One organization that caters to this trend is World-Wide Opportunities on Organic Farms (WWOOF), an exchange network operating in dozens of countries. Farmers provide accommodation, meals and education to tourists in return for four to six hours of daily labor.
WWOOF began in the early 1970s in the United Kingdom and its membership has grown by 20 percent each year, according to Andrew Strange, the director of the WWOOF organization in New Zealand.
“If you’re a traveler, you give something back to the country you’re visiting by planting a tree or building a raised bed veggie garden,” said Strange from his cattle farm in Nelson, New Zealand. New Zealand welcomes more than 5,000 itinerant farmhands annually through WWOOF, Strange said.
Some are enamored with this rustic type of travel, but not all. After his tragicomic episode with the ill-fated organic bread, Matilsky said he would never WWOOF again. “The program entails ungodly hours, little food and heavy labor on isolated farms in the middle of nowhere,” he said.

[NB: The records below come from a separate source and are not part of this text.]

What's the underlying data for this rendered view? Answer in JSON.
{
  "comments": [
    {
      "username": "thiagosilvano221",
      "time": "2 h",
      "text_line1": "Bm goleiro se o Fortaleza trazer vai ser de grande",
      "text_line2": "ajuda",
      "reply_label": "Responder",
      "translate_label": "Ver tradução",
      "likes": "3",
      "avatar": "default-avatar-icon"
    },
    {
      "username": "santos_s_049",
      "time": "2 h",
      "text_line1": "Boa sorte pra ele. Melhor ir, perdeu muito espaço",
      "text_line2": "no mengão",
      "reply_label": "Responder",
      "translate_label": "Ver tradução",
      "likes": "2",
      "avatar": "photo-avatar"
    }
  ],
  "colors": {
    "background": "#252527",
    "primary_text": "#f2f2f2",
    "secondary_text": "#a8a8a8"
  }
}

But Ryan Leo Goldsmith, who helped bring the WWOOF program to the United States in 1999, insists living and farming with locals is the best way to travel.
“A farm is not a place where you would ordinarily have the chance to have a real cultural exchange,” he said. “But when you accept a traveler into your home, you suddenly have an amazing opportunity to compare how your grandfathers grew peas in different countries.”
When Goldsmith and his seven friends from the University of California at Santa Cruz started recruiting American farmers to participate in the WWOOF exchange, only seven registered. Today there are more than 800 American farms listed in the WWOOF catalog.
“The whole organic food movement is growing, and people are realizing there’s a real need to be aware of how food is produced,” said Goldsmith, who owns Sol Food Farm in Occidental, Calif., and is a chef at Bistro de Copains. “People, including tourists, want to support the organic movement as well as the farmers who are growing the food.”
Farmers who accept students into their families as itinerant workers tell Strange it’s a great way to advance their passion for sustainable agriculture.
“Young people generally come from the city and don’t have an interest in farming, but once they’ve gotten a wee taste of it, they begin to have an understanding of why a farmer is growing organically,” Strange said.
Just as golf, beach and spa getaways remain the most popular choices for mainstream tourists, according to Robert Hertzka of Resorts Online, students with money like a bit of luxury, too.
Francesca Hoffman, a travel adviser for STA travels, a student budget travel agency, said richer students still opt for spring break trips to Jamaica that exceed $1,500.
“There’s definitely an interest in doing cheaper and alternative abroad programs, but students who have their daddies’ credit cards often have no limits on the amount of money they’re willing to spend,” Hoffman said.
But some travel agents say even their wealthier customers are getting bored with being pampered in posh hotels and corralled through scripted tours.
“I’m receiving more requests for cultural travel such as trips to Buddhist monasteries,” Mitchell said.
But there’s culture and then there’s culture.
“For many people,” Mitchell said, “farming doesn’t sound like much of a vacation.”